The stadium hosted the 2009 Major League Baseball All-Star Game on July 15, 2009.  The American League defeated the National League in that game, 4-3.  Tampa Bay Rays outfielder Carl Crawford won MVP after making a spectacular catch to rob Colorado Rockies outfielder Brad Hawpe of a home run.  President Barack Obama threw out the ceremonial first pitch.

On June 7, 2008, the stadium hosted its first-ever concert, with Dave Matthews Band playing to a crowd of approximately 35,000.

The Eagles and The Dixie Chicks will perform a concert on June 24, 2010

The Gate 3 entrance on the west side of the stadium is most iconic, with a large “bridge” resembling the Eads Bridge arching over the entrance.  Outside this entrance also stands a bronze statue of Cardinals legend Stan “The Man” Musial.  Other Cardinals statues that previously surrounded Busch Memorial Stadium are now displayed at the corner of Clark and Eighth streets, outside the Cardinals’ team store.  The exterior contains historical plaques of Cardinals logos, the STL insignia and a Busch Stadium logo behind home plate.

The planned Ballpark Village residential and entertainment complex was to be built on the site of the former Busch Memorial Stadium across the street from the new ballpark.  Plans have not materialized and the Cardinals in March 2009 decided to temporarily use the land for parking and a softball field.

You might guess that Budweiser holds the beer contract for the stadium as one would expect, but most recently the smaller Saint Louis Brewery has been making inroads, selling Schlafly beer in bottles at a growing number of concession stands.  Tickets for five all-inclusive areas are sold on a single game basis, with amenities running the gamut from the ritzy Champions Club (offering a multiple-course buffet, plasma televisions, a chance to get on television or radio as a broadcast booth is located inside the club, and a full bar) to the more family-oriented Scoreboard Patio (with table seating for four in center field and a more traditional selection of food).  Cardinal management also allows outside food and drink (including soft-sided drink coolers); as a result, it is not uncommon to see vendors selling discounted bags of peanuts and bottles of soda and water, or even scalpers including a box of Cracker Jack with tickets.

One of the more welcome developments in the new stadium is the expansion of the food options.  Of course the standard baseball staples are still around – hot dogs, brats, nachos, pretzels, soda and beer, but you’ll also find garlic fries, St. Louis seasoned fries, chili cheese fries, nachos supreme, stuffed cream cheese nachos, stuffed chicken nachos, margaritas, asian stir fry, BBQ pulled pork sandwiches, turkey legs, grilled chicken sandwiches, cheeseburger sliders, pizza, toasted ravioli, tacos, super burritos, beef or chicken quesadillas, and beef brisket.

The St. Louis Cardinals are greening their operations, from recycling and waste reduction to energy efficiency and the use of recycled materials.

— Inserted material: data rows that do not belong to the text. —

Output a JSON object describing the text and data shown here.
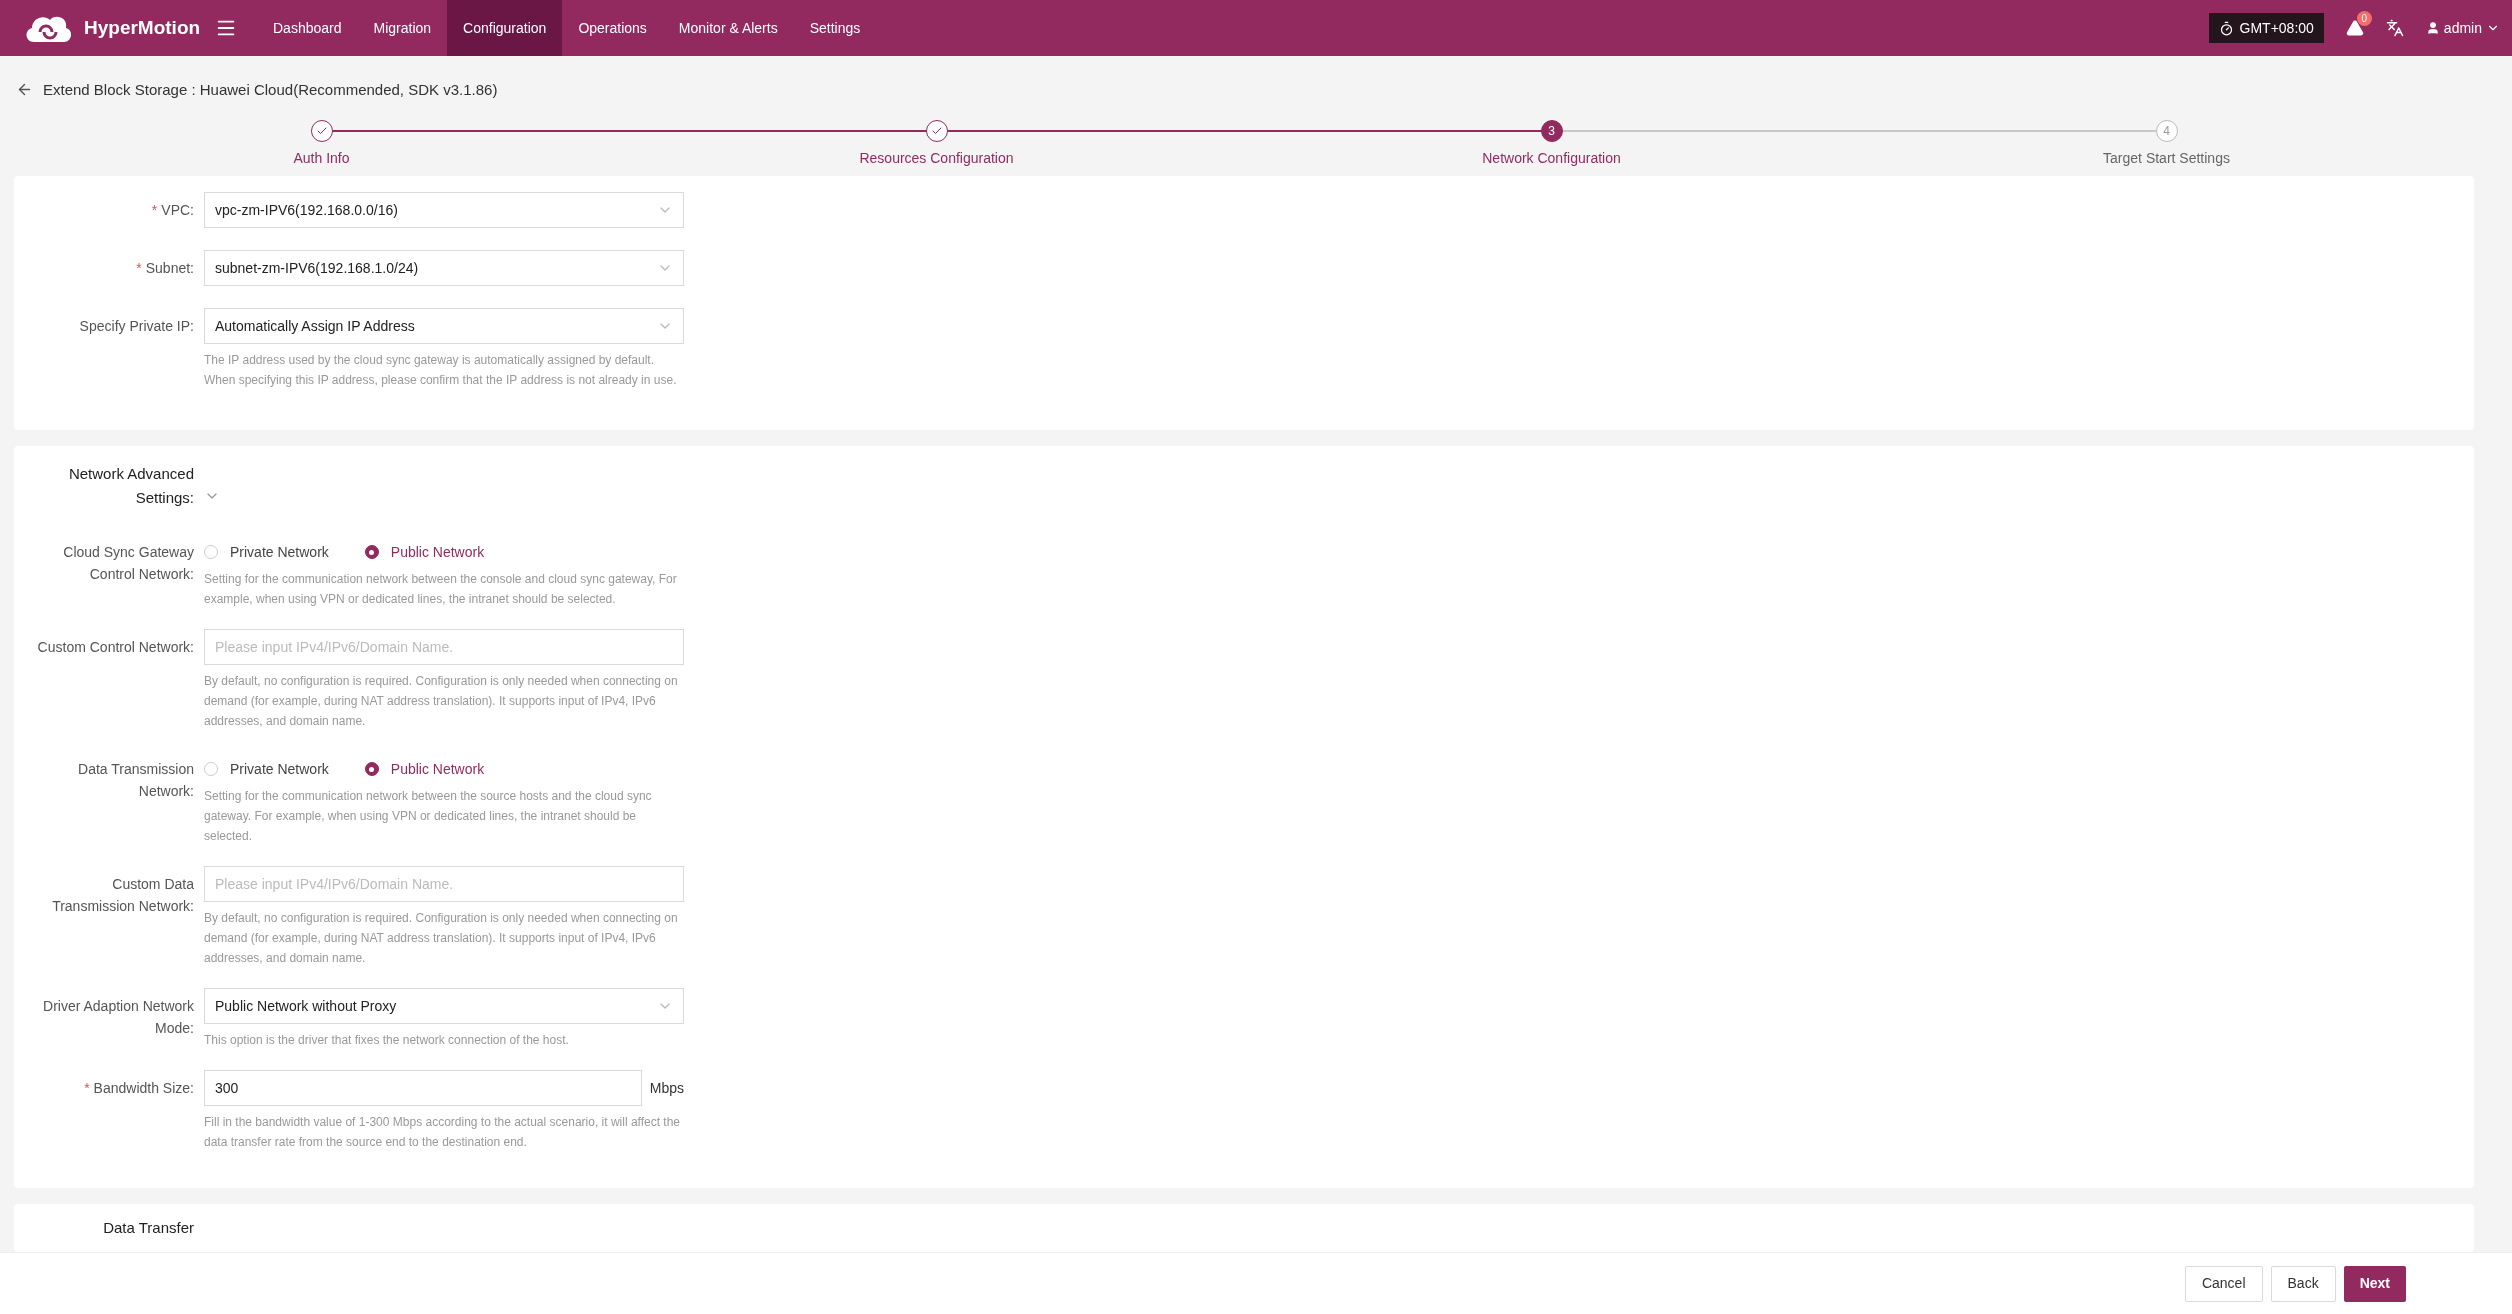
{
  "header": {
    "brand": "HyperMotion",
    "nav": [
      {
        "label": "Dashboard",
        "selected": false
      },
      {
        "label": "Migration",
        "selected": false
      },
      {
        "label": "Configuration",
        "selected": true
      },
      {
        "label": "Operations",
        "selected": false
      },
      {
        "label": "Monitor & Alerts",
        "selected": false
      },
      {
        "label": "Settings",
        "selected": false
      }
    ],
    "timezone": "GMT+08:00",
    "alert_count": "0",
    "user": "admin"
  },
  "page_title": "Extend Block Storage : Huawei Cloud(Recommended, SDK v3.1.86)",
  "steps": [
    {
      "label": "Auth Info",
      "completed": true,
      "selected": false
    },
    {
      "label": "Resources Configuration",
      "completed": true,
      "selected": false
    },
    {
      "number": "3",
      "label": "Network Configuration",
      "completed": false,
      "selected": true
    },
    {
      "number": "4",
      "label": "Target Start Settings",
      "completed": false,
      "selected": false
    }
  ],
  "sections": [
    {
      "fields": [
        {
          "kind": "select",
          "label": "VPC:",
          "required_mark": "*",
          "value": "vpc-zm-IPV6(192.168.0.0/16)"
        },
        {
          "kind": "select",
          "label": "Subnet:",
          "required_mark": "*",
          "value": "subnet-zm-IPV6(192.168.1.0/24)"
        },
        {
          "kind": "select",
          "label": "Specify Private IP:",
          "value": "Automatically Assign IP Address",
          "help": "The IP address used by the cloud sync gateway is automatically assigned by default. When specifying this IP address, please confirm that the IP address is not already in use."
        }
      ]
    },
    {
      "title": "Network Advanced Settings:",
      "expanded": true,
      "fields": [
        {
          "kind": "radio",
          "label": "Cloud Sync Gateway Control Network:",
          "options": [
            {
              "label": "Private Network",
              "selected": false
            },
            {
              "label": "Public Network",
              "selected": true
            }
          ],
          "help": "Setting for the communication network between the console and cloud sync gateway, For example, when using VPN or dedicated lines, the intranet should be selected."
        },
        {
          "kind": "input",
          "label": "Custom Control Network:",
          "placeholder": "Please input IPv4/IPv6/Domain Name.",
          "help": "By default, no configuration is required. Configuration is only needed when connecting on demand (for example, during NAT address translation). It supports input of IPv4, IPv6 addresses, and domain name."
        },
        {
          "kind": "radio",
          "label": "Data Transmission Network:",
          "options": [
            {
              "label": "Private Network",
              "selected": false
            },
            {
              "label": "Public Network",
              "selected": true
            }
          ],
          "help": "Setting for the communication network between the source hosts and the cloud sync gateway. For example, when using VPN or dedicated lines, the intranet should be selected."
        },
        {
          "kind": "input",
          "label": "Custom Data Transmission Network:",
          "placeholder": "Please input IPv4/IPv6/Domain Name.",
          "help": "By default, no configuration is required. Configuration is only needed when connecting on demand (for example, during NAT address translation). It supports input of IPv4, IPv6 addresses, and domain name."
        },
        {
          "kind": "select",
          "label": "Driver Adaption Network Mode:",
          "value": "Public Network without Proxy",
          "help": "This option is the driver that fixes the network connection of the host."
        },
        {
          "kind": "input",
          "label": "Bandwidth Size:",
          "required_mark": "*",
          "value": "300",
          "unit": "Mbps",
          "help": "Fill in the bandwidth value of 1-300 Mbps according to the actual scenario, it will affect the data transfer rate from the source end to the destination end."
        }
      ]
    },
    {
      "title": "Data Transfer"
    }
  ],
  "footer": {
    "buttons": [
      {
        "label": "Cancel",
        "kind": "default"
      },
      {
        "label": "Back",
        "kind": "default"
      },
      {
        "label": "Next",
        "kind": "primary"
      }
    ]
  }
}
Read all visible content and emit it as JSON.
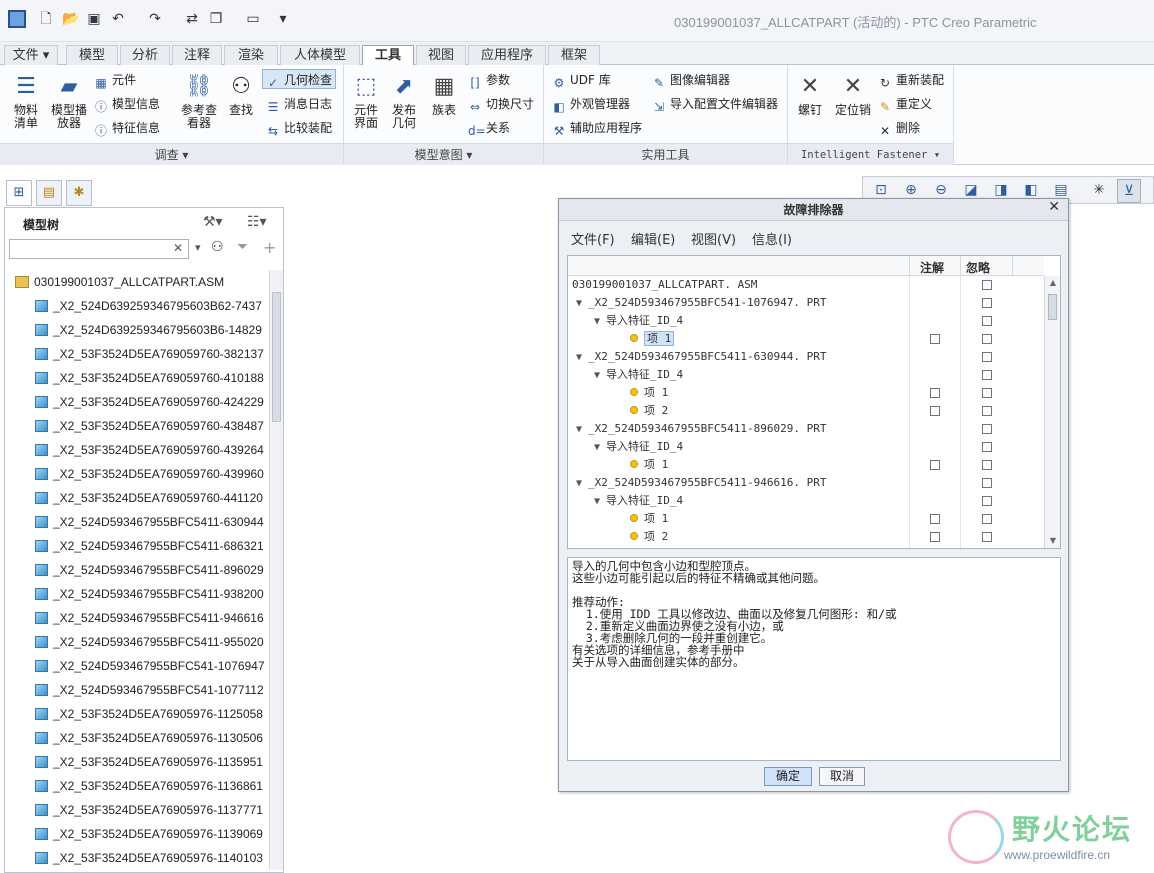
{
  "window": {
    "title": "030199001037_ALLCATPART (活动的) - PTC Creo Parametric"
  },
  "quick_access": [
    "new-icon",
    "open-icon",
    "save-icon",
    "undo-icon",
    "redo-icon",
    "regenerate-icon",
    "windows-icon",
    "close-window-icon",
    "customize-icon"
  ],
  "tabs": [
    {
      "label": "文件 ▾"
    },
    {
      "label": "模型"
    },
    {
      "label": "分析"
    },
    {
      "label": "注释"
    },
    {
      "label": "渲染"
    },
    {
      "label": "人体模型"
    },
    {
      "label": "工具"
    },
    {
      "label": "视图"
    },
    {
      "label": "应用程序"
    },
    {
      "label": "框架"
    }
  ],
  "ribbon": {
    "investigate": {
      "label": "调查 ▾",
      "bom": "物料\n清单",
      "model_player": "模型播\n放器",
      "component": "元件",
      "model_info": "模型信息",
      "feature_info": "特征信息",
      "reference_viewer": "参考查\n看器",
      "find": "查找",
      "geometry_check": "几何检查",
      "message_log": "消息日志",
      "compare_assembly": "比较装配"
    },
    "model_intent": {
      "label": "模型意图 ▾",
      "component_interface": "元件\n界面",
      "publish_geometry": "发布\n几何",
      "family_table": "族表",
      "parameters": "参数",
      "switch_dimensions": "切换尺寸",
      "relations": "关系"
    },
    "utilities": {
      "label": "实用工具",
      "udf_library": "UDF 库",
      "appearance_manager": "外观管理器",
      "auxiliary_apps": "辅助应用程序",
      "image_editor": "图像编辑器",
      "import_config_editor": "导入配置文件编辑器"
    },
    "fastener": {
      "label": "Intelligent Fastener ▾",
      "screw": "螺钉",
      "dowel": "定位销",
      "reassemble": "重新装配",
      "redefine": "重定义",
      "delete": "删除"
    }
  },
  "model_tree": {
    "title": "模型树",
    "search_placeholder": "",
    "root": "030199001037_ALLCATPART.ASM",
    "items": [
      "_X2_524D639259346795603B62-7437",
      "_X2_524D639259346795603B6-14829",
      "_X2_53F3524D5EA769059760-382137",
      "_X2_53F3524D5EA769059760-410188",
      "_X2_53F3524D5EA769059760-424229",
      "_X2_53F3524D5EA769059760-438487",
      "_X2_53F3524D5EA769059760-439264",
      "_X2_53F3524D5EA769059760-439960",
      "_X2_53F3524D5EA769059760-441120",
      "_X2_524D593467955BFC5411-630944",
      "_X2_524D593467955BFC5411-686321",
      "_X2_524D593467955BFC5411-896029",
      "_X2_524D593467955BFC5411-938200",
      "_X2_524D593467955BFC5411-946616",
      "_X2_524D593467955BFC5411-955020",
      "_X2_524D593467955BFC541-1076947",
      "_X2_524D593467955BFC541-1077112",
      "_X2_53F3524D5EA76905976-1125058",
      "_X2_53F3524D5EA76905976-1130506",
      "_X2_53F3524D5EA76905976-1135951",
      "_X2_53F3524D5EA76905976-1136861",
      "_X2_53F3524D5EA76905976-1137771",
      "_X2_53F3524D5EA76905976-1139069",
      "_X2_53F3524D5EA76905976-1140103"
    ]
  },
  "troubleshooter": {
    "title": "故障排除器",
    "menu": [
      "文件(F)",
      "编辑(E)",
      "视图(V)",
      "信息(I)"
    ],
    "col_note": "注解",
    "col_ignore": "忽略",
    "rows": [
      {
        "text": "030199001037_ALLCATPART. ASM",
        "level": 0,
        "kind": "root",
        "note": false
      },
      {
        "text": "_X2_524D593467955BFC541-1076947. PRT",
        "level": 1,
        "kind": "part",
        "note": false
      },
      {
        "text": "导入特征_ID_4",
        "level": 2,
        "kind": "feature",
        "note": false
      },
      {
        "text": "项 1",
        "level": 3,
        "kind": "item",
        "note": true,
        "selected": true
      },
      {
        "text": "_X2_524D593467955BFC5411-630944. PRT",
        "level": 1,
        "kind": "part",
        "note": false
      },
      {
        "text": "导入特征_ID_4",
        "level": 2,
        "kind": "feature",
        "note": false
      },
      {
        "text": "项 1",
        "level": 3,
        "kind": "item",
        "note": true
      },
      {
        "text": "项 2",
        "level": 3,
        "kind": "item",
        "note": true
      },
      {
        "text": "_X2_524D593467955BFC5411-896029. PRT",
        "level": 1,
        "kind": "part",
        "note": false
      },
      {
        "text": "导入特征_ID_4",
        "level": 2,
        "kind": "feature",
        "note": false
      },
      {
        "text": "项 1",
        "level": 3,
        "kind": "item",
        "note": true
      },
      {
        "text": "_X2_524D593467955BFC5411-946616. PRT",
        "level": 1,
        "kind": "part",
        "note": false
      },
      {
        "text": "导入特征_ID_4",
        "level": 2,
        "kind": "feature",
        "note": false
      },
      {
        "text": "项 1",
        "level": 3,
        "kind": "item",
        "note": true
      },
      {
        "text": "项 2",
        "level": 3,
        "kind": "item",
        "note": true
      }
    ],
    "message": "导入的几何中包含小边和型腔顶点。\n这些小边可能引起以后的特征不精确或其他问题。\n\n推荐动作:\n  1.使用 IDD 工具以修改边、曲面以及修复几何图形: 和/或\n  2.重新定义曲面边界使之没有小边，或\n  3.考虑删除几何的一段并重创建它。\n有关选项的详细信息，参考手册中\n关于从导入曲面创建实体的部分。",
    "ok": "确定",
    "cancel": "取消"
  },
  "watermark": {
    "title": "野火论坛",
    "url": "www.proewildfire.cn"
  }
}
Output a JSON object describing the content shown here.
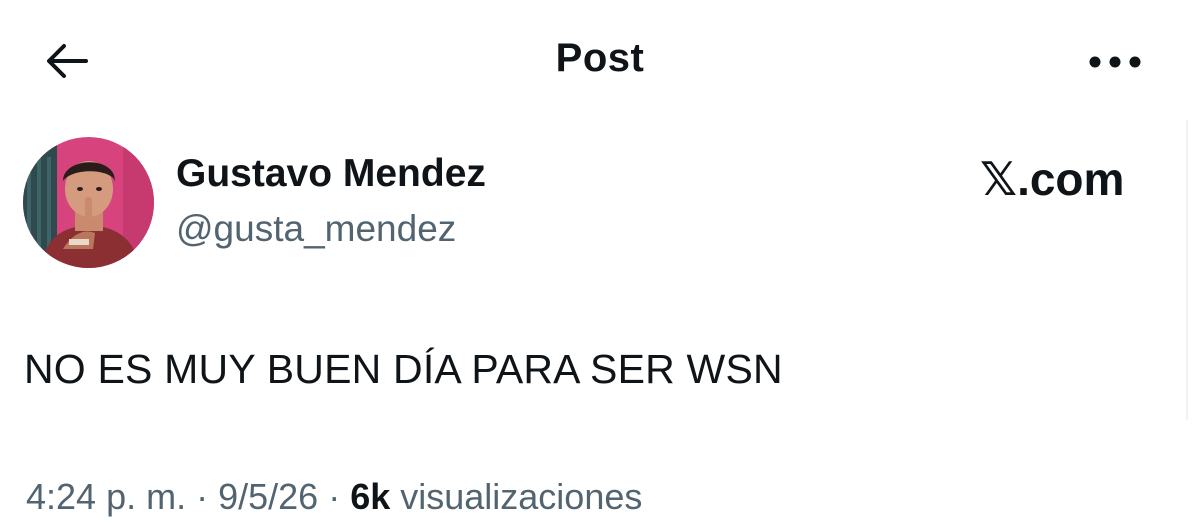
{
  "header": {
    "title": "Post",
    "back_icon": "arrow-left-icon",
    "more_icon": "more-horizontal-icon"
  },
  "author": {
    "display_name": "Gustavo Mendez",
    "handle": "@gusta_mendez",
    "avatar": "profile-photo"
  },
  "brand": {
    "glyph": "𝕏",
    "suffix": ".com"
  },
  "post": {
    "text": "NO ES MUY BUEN DÍA PARA SER WSN"
  },
  "meta": {
    "time": "4:24 p. m.",
    "sep1": " · ",
    "date": "9/5/26",
    "sep2": " · ",
    "views_count": "6k",
    "views_label": " visualizaciones"
  },
  "colors": {
    "text_primary": "#0f1419",
    "text_secondary": "#536471",
    "background": "#ffffff"
  }
}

The Cardinals began the “4 A Greener Game Program” at Busch Stadium in the 2008 season in collaboration with StLouisGreen.com and its volunteers. What began as a two month pilot program grew into a volunteer program that spanned the entire 2009 baseball season and averaged 20 volunteers at each game.

Since its inception, the program has diverted over 540 tons of recycling and over 280 tons of yard waste from the stadium trash disposal and local landfills. The program’s success can be partially credited to 550 conveniently placed recycling bins around the stadium, making it easy for fans to recycle when they come to a baseball game. Success is also due in large part to volunteers who collect recyclables during games, and the maintenance staff who separate additional recyclables from the trash after a game.

Here’s a link to the official Busch Stadium webpage on the Cardinals website.


Here’s a link to current pricing for a Cardinals game.  If you visit St Louis, a Cardinals game is a must do event.  Kid’s tickets start at $7.


Here’s a link to everything you’d ever want to know about Busch Stadium… and more.